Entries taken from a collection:
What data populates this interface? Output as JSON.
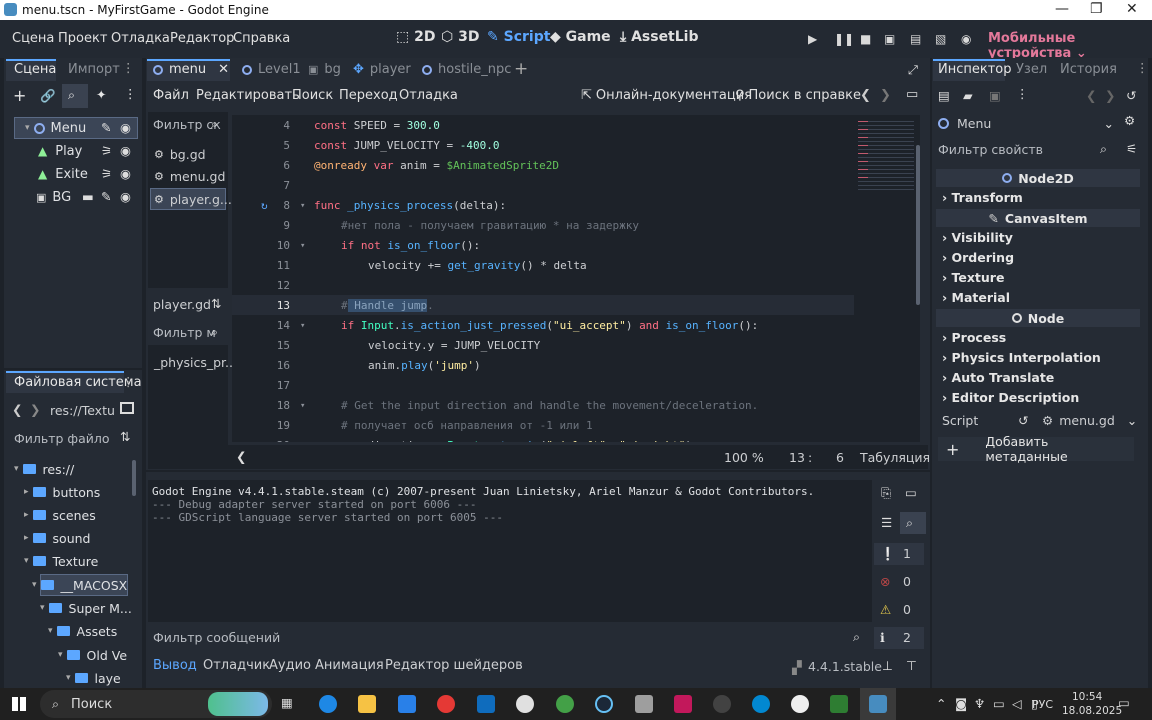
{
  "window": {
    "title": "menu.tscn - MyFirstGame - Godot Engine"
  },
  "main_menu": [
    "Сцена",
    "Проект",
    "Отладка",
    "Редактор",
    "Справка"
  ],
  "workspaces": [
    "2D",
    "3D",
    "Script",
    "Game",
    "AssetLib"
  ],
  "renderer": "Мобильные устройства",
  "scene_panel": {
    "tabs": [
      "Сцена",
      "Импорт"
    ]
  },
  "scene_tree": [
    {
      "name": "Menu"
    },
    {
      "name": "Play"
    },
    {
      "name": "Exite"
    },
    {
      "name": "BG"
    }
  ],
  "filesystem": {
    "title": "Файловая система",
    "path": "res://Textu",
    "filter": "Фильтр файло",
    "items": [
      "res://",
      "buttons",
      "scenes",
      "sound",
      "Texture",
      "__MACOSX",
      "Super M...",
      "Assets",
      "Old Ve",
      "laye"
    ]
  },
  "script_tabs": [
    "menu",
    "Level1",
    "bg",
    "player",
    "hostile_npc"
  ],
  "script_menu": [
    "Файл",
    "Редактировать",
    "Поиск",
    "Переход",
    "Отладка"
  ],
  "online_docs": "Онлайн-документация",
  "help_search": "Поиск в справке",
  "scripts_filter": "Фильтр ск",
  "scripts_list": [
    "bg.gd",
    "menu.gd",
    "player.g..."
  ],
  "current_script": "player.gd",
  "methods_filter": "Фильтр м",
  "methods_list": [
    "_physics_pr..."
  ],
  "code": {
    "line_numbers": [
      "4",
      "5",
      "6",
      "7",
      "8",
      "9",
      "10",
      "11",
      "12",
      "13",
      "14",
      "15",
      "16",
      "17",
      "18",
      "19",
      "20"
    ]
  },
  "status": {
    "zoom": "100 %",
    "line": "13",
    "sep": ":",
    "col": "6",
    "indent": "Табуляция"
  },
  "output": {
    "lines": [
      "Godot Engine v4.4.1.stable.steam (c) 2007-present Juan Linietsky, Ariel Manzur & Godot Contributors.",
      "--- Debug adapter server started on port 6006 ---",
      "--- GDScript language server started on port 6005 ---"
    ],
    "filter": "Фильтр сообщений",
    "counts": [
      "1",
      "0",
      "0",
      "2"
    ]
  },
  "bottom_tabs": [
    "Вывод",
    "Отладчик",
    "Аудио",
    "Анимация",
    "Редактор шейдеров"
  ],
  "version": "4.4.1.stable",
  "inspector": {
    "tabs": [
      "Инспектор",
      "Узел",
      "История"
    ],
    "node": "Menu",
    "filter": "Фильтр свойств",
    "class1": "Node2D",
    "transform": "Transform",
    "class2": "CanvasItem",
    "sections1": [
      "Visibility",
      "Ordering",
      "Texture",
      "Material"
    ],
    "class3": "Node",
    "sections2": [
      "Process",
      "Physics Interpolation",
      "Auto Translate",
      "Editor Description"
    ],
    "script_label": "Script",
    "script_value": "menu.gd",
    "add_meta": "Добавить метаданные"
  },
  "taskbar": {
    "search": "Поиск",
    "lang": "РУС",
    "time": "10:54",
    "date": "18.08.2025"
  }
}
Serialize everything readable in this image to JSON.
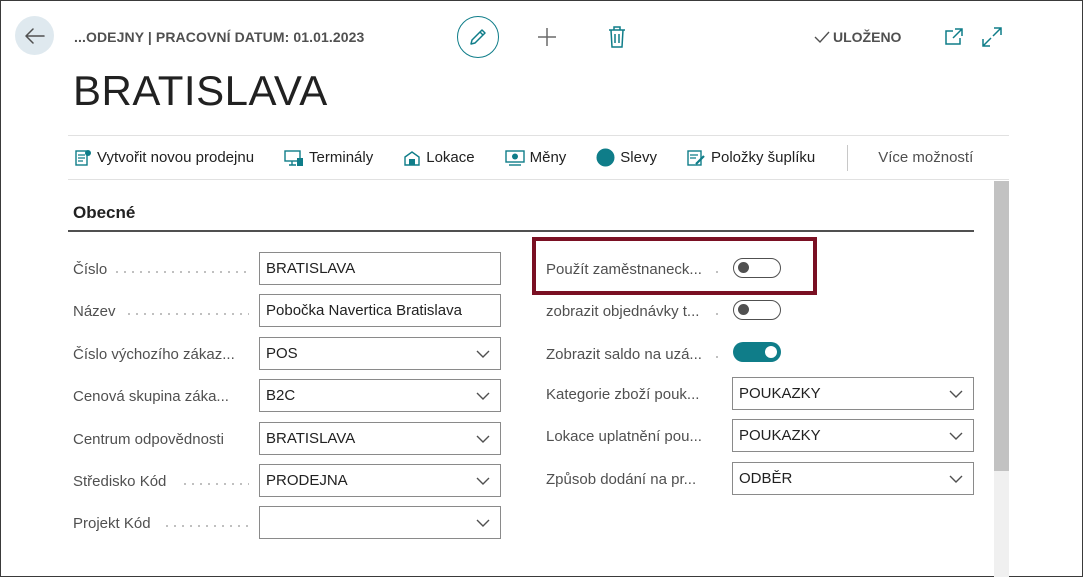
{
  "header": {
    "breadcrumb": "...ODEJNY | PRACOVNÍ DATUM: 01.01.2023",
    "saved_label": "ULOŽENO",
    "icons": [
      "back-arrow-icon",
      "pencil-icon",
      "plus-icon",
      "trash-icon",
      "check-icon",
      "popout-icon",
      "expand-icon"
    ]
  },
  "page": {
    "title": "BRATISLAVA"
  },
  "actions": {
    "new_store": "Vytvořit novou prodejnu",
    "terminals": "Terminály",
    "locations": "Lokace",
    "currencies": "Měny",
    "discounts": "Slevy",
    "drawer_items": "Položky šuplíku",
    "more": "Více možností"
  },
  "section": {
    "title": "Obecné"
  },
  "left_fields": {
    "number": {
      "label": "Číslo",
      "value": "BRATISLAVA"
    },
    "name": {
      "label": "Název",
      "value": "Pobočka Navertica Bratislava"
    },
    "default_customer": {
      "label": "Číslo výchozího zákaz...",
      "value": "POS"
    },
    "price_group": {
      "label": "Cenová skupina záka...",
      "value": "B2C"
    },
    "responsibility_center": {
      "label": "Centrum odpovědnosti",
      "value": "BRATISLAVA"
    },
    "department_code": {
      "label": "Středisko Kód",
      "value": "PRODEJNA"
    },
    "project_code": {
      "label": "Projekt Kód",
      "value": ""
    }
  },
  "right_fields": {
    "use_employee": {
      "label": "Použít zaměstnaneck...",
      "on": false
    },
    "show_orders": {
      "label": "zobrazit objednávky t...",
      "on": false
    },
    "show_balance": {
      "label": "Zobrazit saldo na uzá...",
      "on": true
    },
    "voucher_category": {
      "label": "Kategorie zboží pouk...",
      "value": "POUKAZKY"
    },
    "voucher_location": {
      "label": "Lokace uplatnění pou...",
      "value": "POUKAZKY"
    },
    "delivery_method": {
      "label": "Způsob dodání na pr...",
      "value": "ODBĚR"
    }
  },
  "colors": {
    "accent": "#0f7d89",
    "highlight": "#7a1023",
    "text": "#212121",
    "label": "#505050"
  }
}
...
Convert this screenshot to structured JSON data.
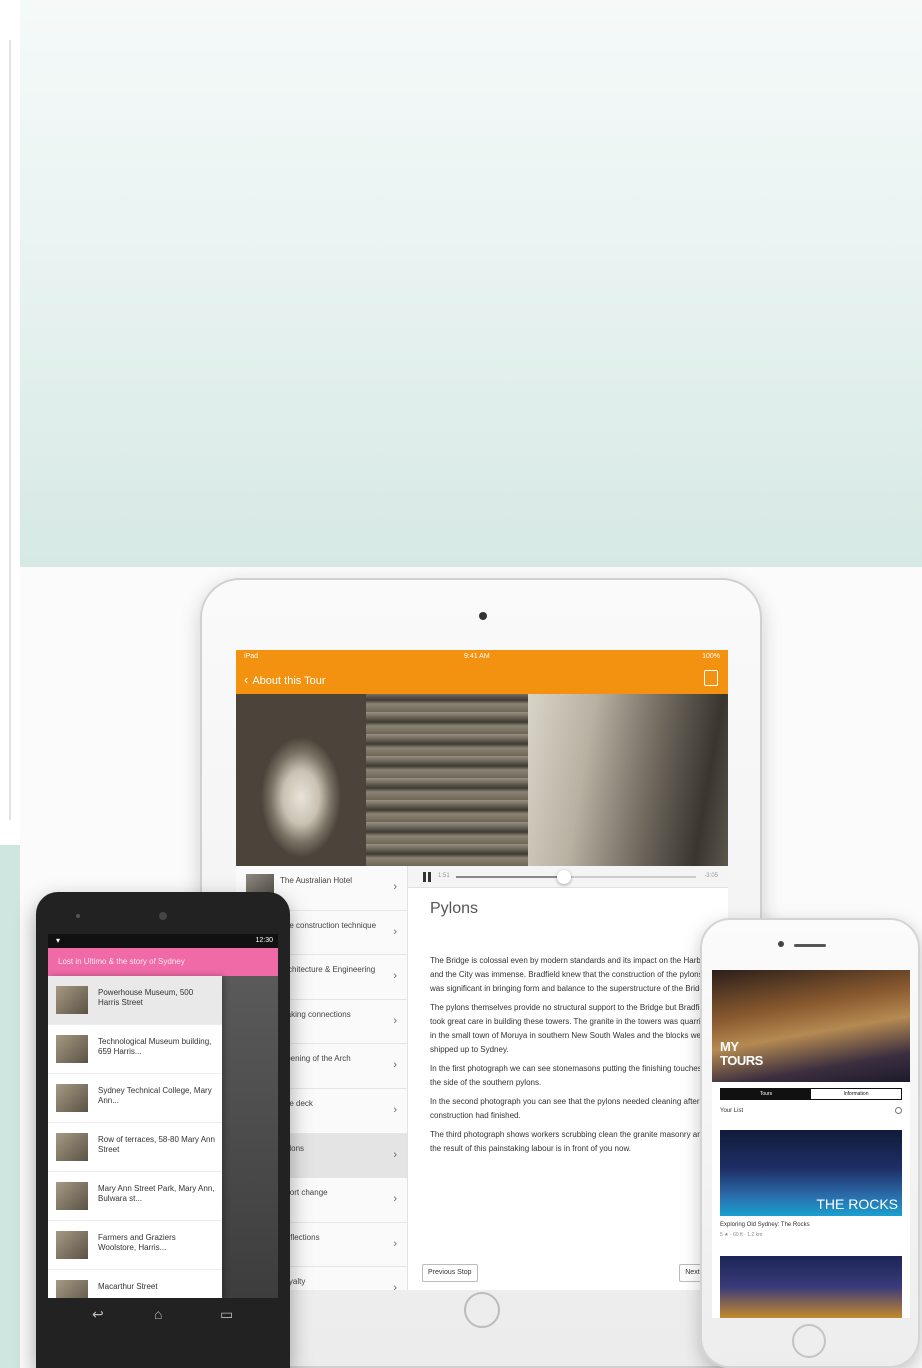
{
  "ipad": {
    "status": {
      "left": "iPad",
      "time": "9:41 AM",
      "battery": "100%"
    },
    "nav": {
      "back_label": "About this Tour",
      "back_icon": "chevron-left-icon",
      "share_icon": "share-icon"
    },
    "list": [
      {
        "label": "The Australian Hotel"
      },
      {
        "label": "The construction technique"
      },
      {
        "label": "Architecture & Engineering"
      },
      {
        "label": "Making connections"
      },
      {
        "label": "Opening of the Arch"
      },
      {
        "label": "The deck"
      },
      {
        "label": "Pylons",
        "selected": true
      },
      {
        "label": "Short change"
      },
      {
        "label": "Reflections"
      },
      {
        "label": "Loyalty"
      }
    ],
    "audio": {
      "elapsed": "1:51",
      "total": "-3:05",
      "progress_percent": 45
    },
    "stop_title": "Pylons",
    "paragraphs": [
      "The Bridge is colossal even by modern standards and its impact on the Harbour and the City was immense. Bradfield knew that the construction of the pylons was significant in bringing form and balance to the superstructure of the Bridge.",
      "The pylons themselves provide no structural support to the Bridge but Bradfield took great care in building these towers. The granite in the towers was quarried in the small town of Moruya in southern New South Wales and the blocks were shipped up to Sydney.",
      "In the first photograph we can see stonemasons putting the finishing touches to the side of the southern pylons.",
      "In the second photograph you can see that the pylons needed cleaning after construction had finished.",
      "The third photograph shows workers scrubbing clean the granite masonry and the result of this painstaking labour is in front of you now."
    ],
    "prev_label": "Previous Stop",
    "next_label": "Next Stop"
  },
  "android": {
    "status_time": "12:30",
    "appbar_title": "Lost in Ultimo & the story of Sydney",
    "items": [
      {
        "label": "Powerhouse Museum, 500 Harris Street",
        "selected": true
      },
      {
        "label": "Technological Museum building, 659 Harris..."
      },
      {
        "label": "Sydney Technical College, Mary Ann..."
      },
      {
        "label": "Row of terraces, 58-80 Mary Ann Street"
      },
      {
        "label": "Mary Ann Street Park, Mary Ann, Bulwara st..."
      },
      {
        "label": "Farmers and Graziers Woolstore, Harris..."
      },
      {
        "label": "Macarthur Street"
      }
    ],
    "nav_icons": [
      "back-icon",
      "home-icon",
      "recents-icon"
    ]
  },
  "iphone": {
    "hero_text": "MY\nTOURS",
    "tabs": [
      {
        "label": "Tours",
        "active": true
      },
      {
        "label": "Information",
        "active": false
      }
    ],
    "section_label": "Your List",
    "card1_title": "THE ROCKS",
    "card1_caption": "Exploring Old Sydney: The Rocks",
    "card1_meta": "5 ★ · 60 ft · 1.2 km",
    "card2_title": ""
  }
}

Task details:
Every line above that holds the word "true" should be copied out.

Written response:
      "on": true
        "selected": true
        "selected": true
        "active": true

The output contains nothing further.